If you decide to turn left (like we did) be prepared for some rock climbing!! This route is very rocky and doesn’t always have a clear path of where to climb. At some points you will have to seriously pull yourself up onto the rock faces. This was the only point where I had to lift my dog as it was too steep for him to jump up! The only bonus to this route is that as the Cobbler is on your right hand side it means it blocks most of the weather coming towards you. I would only recommend this path if you are able to climb a very rocky and steep incline. You can do this if you are inexperienced (like we were) however you may struggle at some points but it is still achievable.
I interviewed a fellow adventure blogger (@ProperAdventure) and he recommended “Taking in one of the neighbouring munros, Beinn Narnain, right next door has wonderful views south to Loch Lomond, Loch Long and west out to Mull and down Loch Fynne.”
When asked why he liked The Cobbler he said it “offers amazing views from anyone of its 3 summit points. For the brave ‘threading the needle’ and getting to the true summit on a clear day is incredible ”
(The steep side of the Cobbler – it gets much worse the further up you go)
- Bring lunch with you – there is a lovely reservoir about half way which is perfect place to stop to eat and enjoy the view.
- Bring warmer clothes if not walking in the summer as it gets very cold at the top.
- Bring plenty of water.
- Bring your dog – it’s a great way to tire them out!
- Start early.
- Keep looking back to enjoy the spectacular views behind you of Loch Long!
(View of Loch Long at the very top)
- Underestimate how quickly the weather can change at any time of year.

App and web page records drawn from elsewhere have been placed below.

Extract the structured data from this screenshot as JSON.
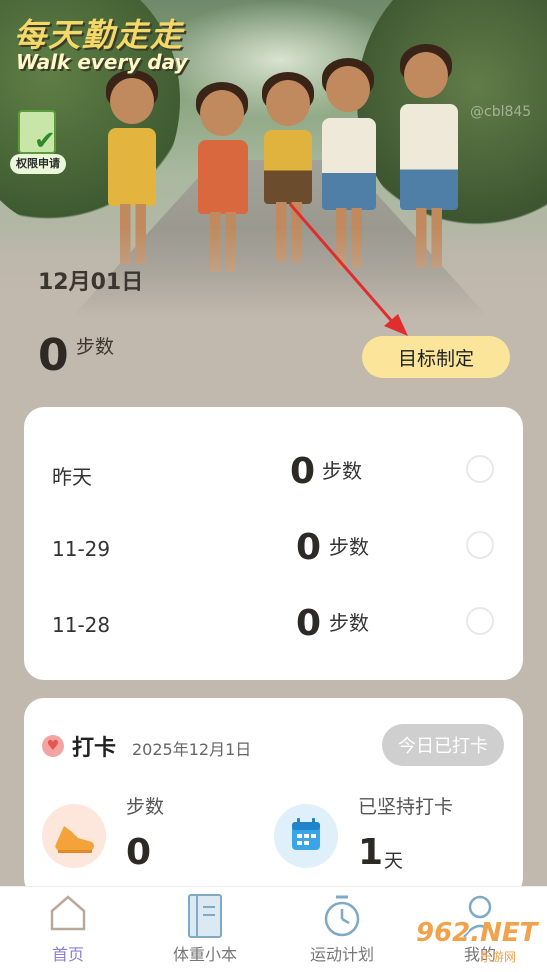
{
  "hero": {
    "title": "每天勤走走",
    "subtitle": "Walk every day",
    "permission_label": "权限申请",
    "watermark_id": "@cbl845",
    "date": "12月01日"
  },
  "today": {
    "steps": "0",
    "unit": "步数",
    "goal_button": "目标制定"
  },
  "history": [
    {
      "date": "昨天",
      "steps": "0",
      "unit": "步数"
    },
    {
      "date": "11-29",
      "steps": "0",
      "unit": "步数"
    },
    {
      "date": "11-28",
      "steps": "0",
      "unit": "步数"
    }
  ],
  "checkin": {
    "title": "打卡",
    "date": "2025年12月1日",
    "button": "今日已打卡",
    "steps_label": "步数",
    "steps_value": "0",
    "streak_label": "已坚持打卡",
    "streak_value": "1",
    "streak_unit": "天"
  },
  "nav": {
    "items": [
      {
        "label": "首页",
        "icon": "home-icon",
        "active": true
      },
      {
        "label": "体重小本",
        "icon": "notebook-icon",
        "active": false
      },
      {
        "label": "运动计划",
        "icon": "stopwatch-icon",
        "active": false
      },
      {
        "label": "我的",
        "icon": "profile-icon",
        "active": false
      }
    ]
  },
  "watermark": {
    "brand": "962.NET",
    "sub": "乐游网"
  },
  "colors": {
    "background": "#c2b9ae",
    "goal_button": "#fbe59a",
    "active_nav": "#8a7fd2",
    "checked_button": "#cfcfcf"
  }
}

- Don’t forget appropriate foot wear, its seriously slippery when wet.
(Loch Long on the way down)
All photos are taken on my Sony a5100.